1974, Frankfurt, Stadelsches Kunstinstitut, “Salvador Dalí, 1974”
1974, New York, Knoedler Gallery, "Changes"
1979, Paris, Musee National d'Art Moderne, Centre Georges Pompidou, “Salvador Dalí Retrospective 1920-1980”
1980, London, Tate Gallery, “Salvador Dalí, 1980”
1981 & 1982, Tokyo, Osaka, Kitakyusha and Hiroshima, Japan, “Salvador Dalí, 1981-82”
1989, Humlebaek, Louisiana Museum of Modern Art, "Salvador Dalí"
1989, Stuttgart, Staatsgalerie Stuttgart, “Salvador Dalí Retrospective”
1989, Zurich, Kunsthaus, “Salvador Dalí Retrospective”
1990, Montreal, Montreal Museum of Fine Art, “Salvador Dali”
1998, Pittsburgh, Andy Warhol Museum of Art, “Dali at the Warhol”
1998, Liverpool, Tate Gallery, “Dali: A Mythology”
1998, New York, Solomon R. Gugenheim Museum
2000, Hartford, Connecticut, Wadsworth Atheneum Museum of Art, “Dalí's Optical Illusions”
2000, Washington, D.C., Hirshhorn Museum and Sculpture Garden, “Dalí's Optical Illusions”
2000, Edinburgh, Scottish National Gallery of Modern Art, “Dalí's Optical Illusions”
2000, Zurich, Kunsthaus Zurich, "Hypermental : wahnhafte Wirklichkeit 1950 - 2000 von Salvador Dali bis Jeff Koons"

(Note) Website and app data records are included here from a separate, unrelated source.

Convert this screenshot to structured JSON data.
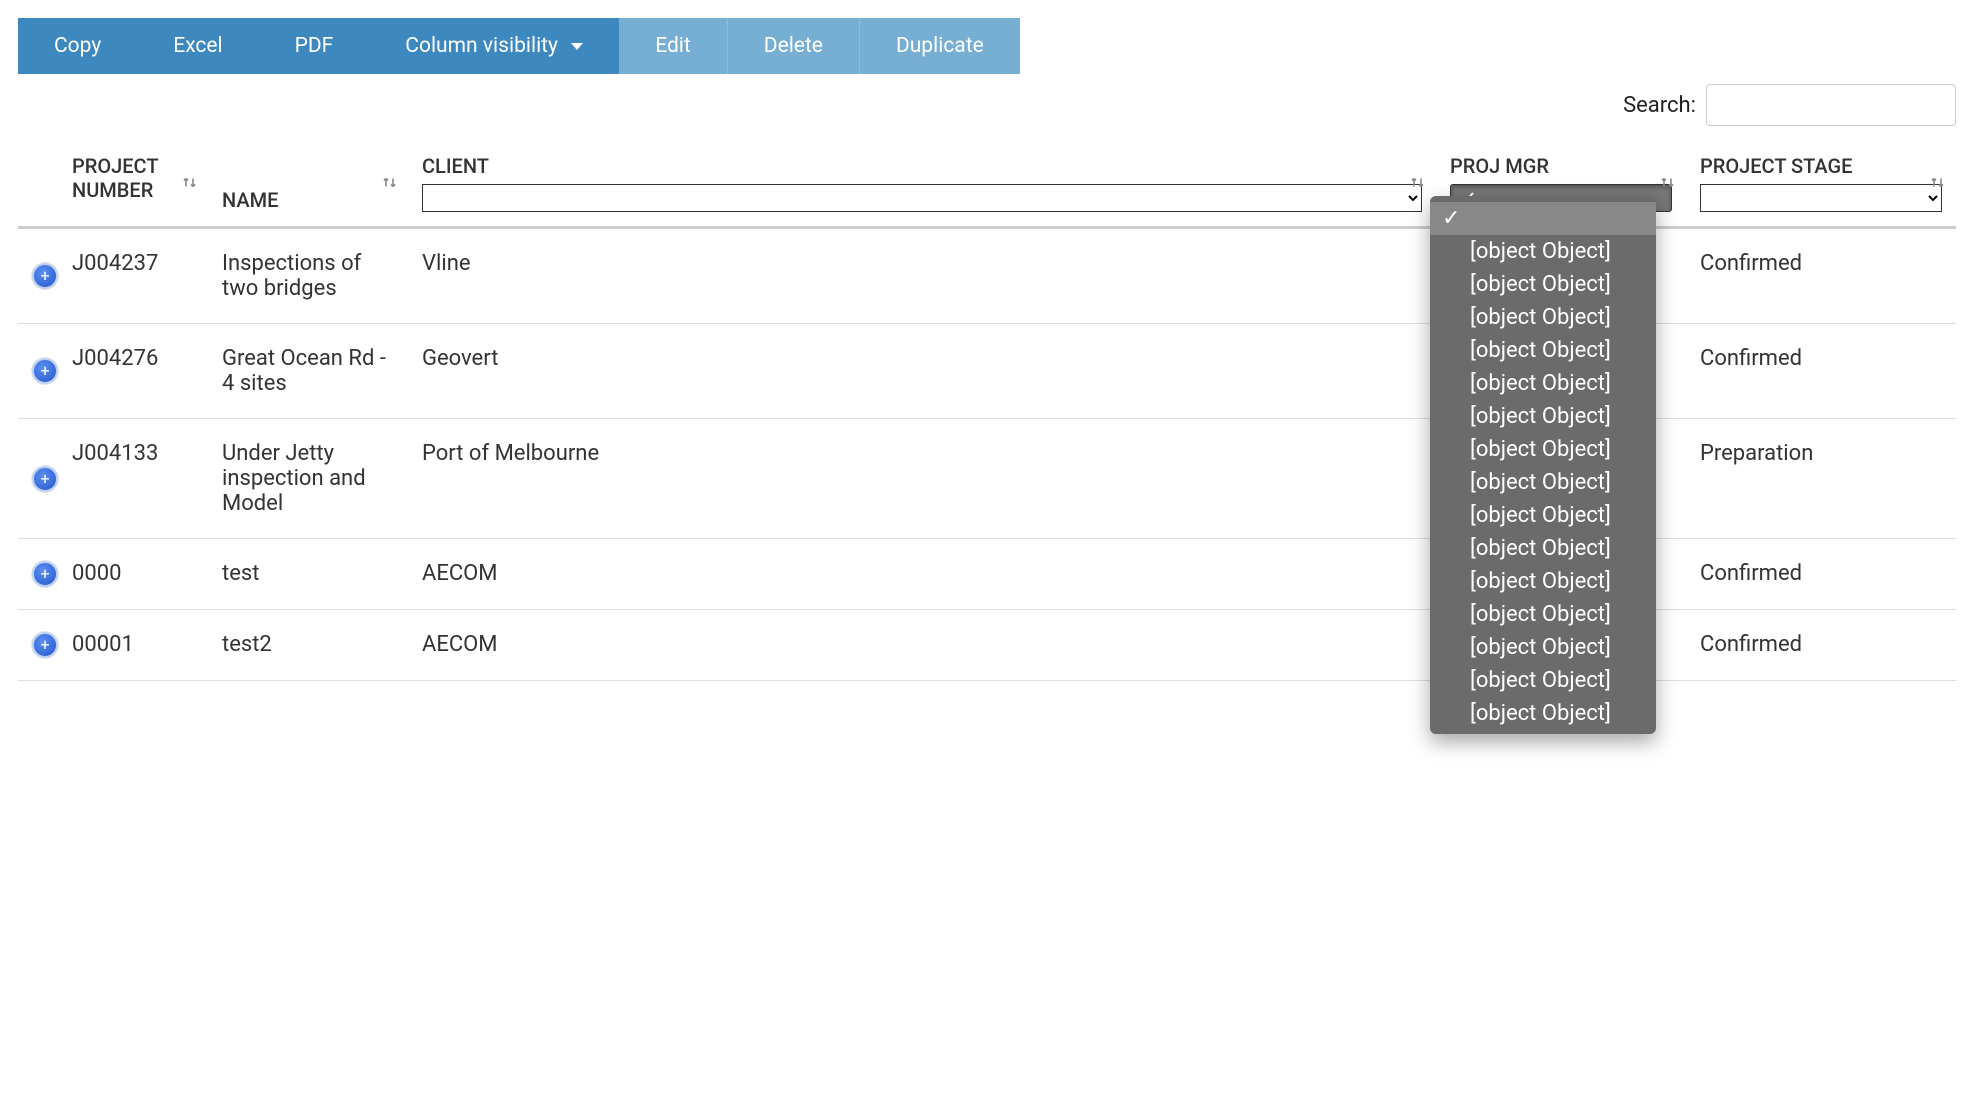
{
  "toolbar": {
    "copy": "Copy",
    "excel": "Excel",
    "pdf": "PDF",
    "colvis": "Column visibility",
    "edit": "Edit",
    "delete": "Delete",
    "duplicate": "Duplicate"
  },
  "search": {
    "label": "Search:",
    "value": ""
  },
  "columns": {
    "project_number": "PROJECT NUMBER",
    "name": "NAME",
    "client": "CLIENT",
    "proj_mgr": "PROJ MGR",
    "project_stage": "PROJECT STAGE"
  },
  "rows": [
    {
      "project_number": "J004237",
      "name": "Inspections of two bridges",
      "client": "Vline",
      "proj_mgr": "",
      "stage": "Confirmed",
      "stage_class": "stage-confirmed"
    },
    {
      "project_number": "J004276",
      "name": "Great Ocean Rd - 4 sites",
      "client": "Geovert",
      "proj_mgr": "",
      "stage": "Confirmed",
      "stage_class": "stage-confirmed"
    },
    {
      "project_number": "J004133",
      "name": "Under Jetty inspection and Model",
      "client": "Port of Melbourne",
      "proj_mgr": "",
      "stage": "Preparation",
      "stage_class": "stage-preparation"
    },
    {
      "project_number": "0000",
      "name": "test",
      "client": "AECOM",
      "proj_mgr": "",
      "stage": "Confirmed",
      "stage_class": "stage-confirmed"
    },
    {
      "project_number": "00001",
      "name": "test2",
      "client": "AECOM",
      "proj_mgr": "",
      "stage": "Confirmed",
      "stage_class": "stage-confirmed"
    }
  ],
  "proj_mgr_dropdown": {
    "selected_index": 0,
    "options": [
      "",
      "[object Object]",
      "[object Object]",
      "[object Object]",
      "[object Object]",
      "[object Object]",
      "[object Object]",
      "[object Object]",
      "[object Object]",
      "[object Object]",
      "[object Object]",
      "[object Object]",
      "[object Object]",
      "[object Object]",
      "[object Object]",
      "[object Object]"
    ]
  }
}
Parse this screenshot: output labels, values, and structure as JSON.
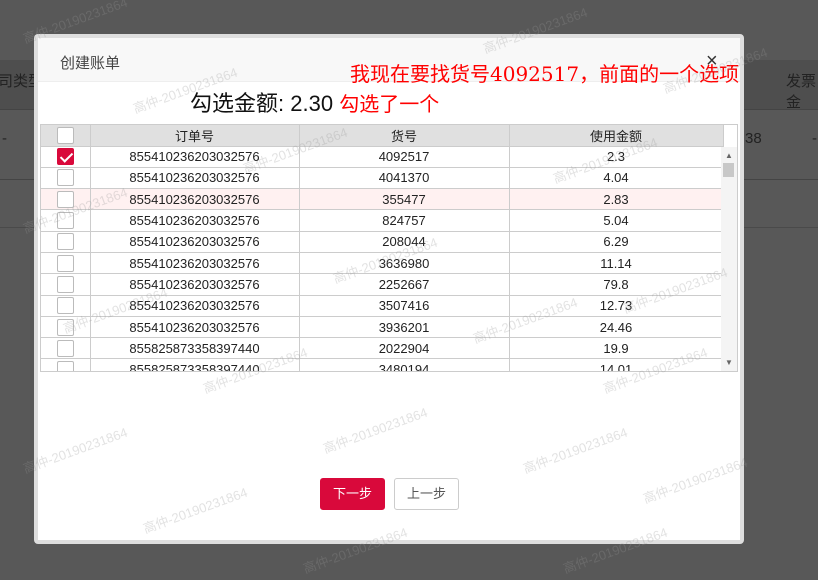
{
  "background": {
    "col_left": "司类型",
    "col_right": "发票金",
    "cell_value": "38",
    "dash": "-"
  },
  "modal": {
    "title": "创建账单",
    "close": "×",
    "annotation_top": "我现在要找货号4092517，前面的一个选项",
    "summary_label": "勾选金额:",
    "summary_value": "2.30",
    "annotation_sum": "勾选了一个",
    "columns": [
      "订单号",
      "货号",
      "使用金额"
    ],
    "rows": [
      {
        "checked": true,
        "order": "855410236203032576",
        "goods": "4092517",
        "amount": "2.3"
      },
      {
        "checked": false,
        "order": "855410236203032576",
        "goods": "4041370",
        "amount": "4.04"
      },
      {
        "checked": false,
        "order": "855410236203032576",
        "goods": "355477",
        "amount": "2.83",
        "highlight": true
      },
      {
        "checked": false,
        "order": "855410236203032576",
        "goods": "824757",
        "amount": "5.04"
      },
      {
        "checked": false,
        "order": "855410236203032576",
        "goods": "208044",
        "amount": "6.29"
      },
      {
        "checked": false,
        "order": "855410236203032576",
        "goods": "3636980",
        "amount": "11.14"
      },
      {
        "checked": false,
        "order": "855410236203032576",
        "goods": "2252667",
        "amount": "79.8"
      },
      {
        "checked": false,
        "order": "855410236203032576",
        "goods": "3507416",
        "amount": "12.73"
      },
      {
        "checked": false,
        "order": "855410236203032576",
        "goods": "3936201",
        "amount": "24.46"
      },
      {
        "checked": false,
        "order": "855825873358397440",
        "goods": "2022904",
        "amount": "19.9"
      },
      {
        "checked": false,
        "order": "855825873358397440",
        "goods": "3480194",
        "amount": "14.01"
      }
    ],
    "next_button": "下一步",
    "prev_button": "上一步"
  },
  "watermark": "高仲-20190231864",
  "colors": {
    "accent": "#d9093b",
    "annotation": "#ff0000"
  }
}
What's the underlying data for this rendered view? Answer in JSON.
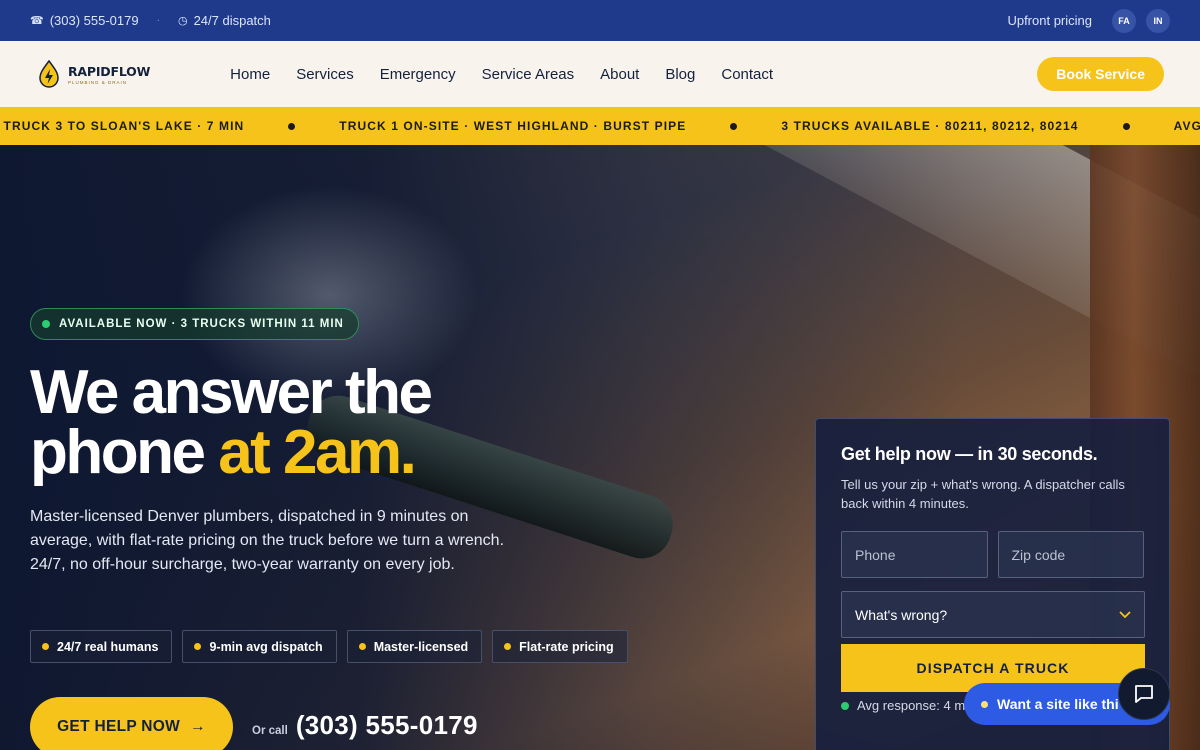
{
  "topbar": {
    "phone": "(303) 555-0179",
    "dispatch": "24/7 dispatch",
    "upfront": "Upfront pricing",
    "languages": [
      "FA",
      "IN"
    ]
  },
  "brand": {
    "name": "RAPIDFLOW",
    "tagline": "PLUMBING & DRAIN"
  },
  "nav": {
    "items": [
      "Home",
      "Services",
      "Emergency",
      "Service Areas",
      "About",
      "Blog",
      "Contact"
    ],
    "book_label": "Book Service"
  },
  "ticker": {
    "items": [
      "· TRUCK 3 TO SLOAN'S LAKE · 7 MIN",
      "TRUCK 1 ON-SITE · WEST HIGHLAND · BURST PIPE",
      "3 TRUCKS AVAILABLE · 80211, 80212, 80214",
      "AVG"
    ]
  },
  "hero": {
    "badge": "AVAILABLE NOW · 3 TRUCKS WITHIN 11 MIN",
    "headline_line1": "We answer the",
    "headline_line2_prefix": "phone ",
    "headline_accent": "at 2am.",
    "lede": "Master-licensed Denver plumbers, dispatched in 9 minutes on average, with flat-rate pricing on the truck before we turn a wrench. 24/7, no off-hour surcharge, two-year warranty on every job.",
    "chips": [
      "24/7 real humans",
      "9-min avg dispatch",
      "Master-licensed",
      "Flat-rate pricing"
    ],
    "cta_label": "GET HELP NOW",
    "cta_arrow": "→",
    "or_call": "Or call",
    "phone": "(303) 555-0179"
  },
  "form": {
    "title": "Get help now — in 30 seconds.",
    "subtitle": "Tell us your zip + what's wrong. A dispatcher calls back within 4 minutes.",
    "phone_placeholder": "Phone",
    "zip_placeholder": "Zip code",
    "issue_select": "What's wrong?",
    "submit_label": "DISPATCH A TRUCK",
    "avg_response": "Avg response: 4 m"
  },
  "widgets": {
    "want_site": "Want a site like thi"
  },
  "colors": {
    "accent": "#f6c31a",
    "topbar": "#1f3a8a",
    "navy": "#14213d",
    "status_green": "#2ecc71",
    "widget_blue": "#2d5be3"
  },
  "icons": [
    "phone-icon",
    "clock-icon",
    "bolt-logo-icon",
    "arrow-right-icon",
    "chevron-down-icon",
    "chat-icon"
  ]
}
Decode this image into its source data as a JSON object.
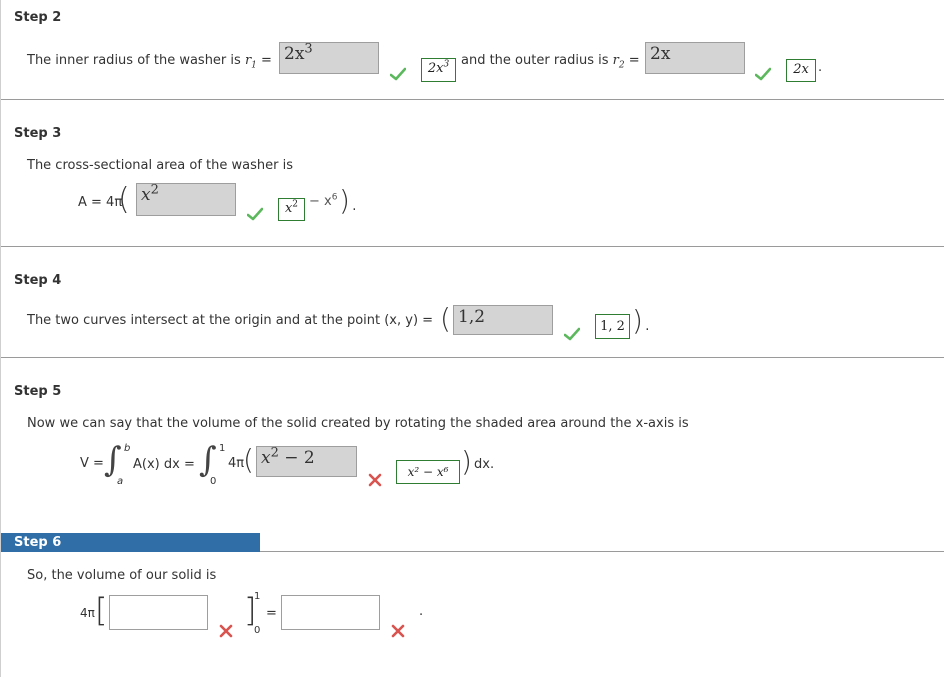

2001, Hamburg, Hamburger Kunsthalle, "Hypermental : wahnhafte Wirklichkeit 1950 - 2000 von Salvador Dali bis Jeff Koons"
2004, Venezia, Palazzo Grassi, "Dali Retrospective"
2005, Philadelphia, Philadelphia Museum of Art, "Dali more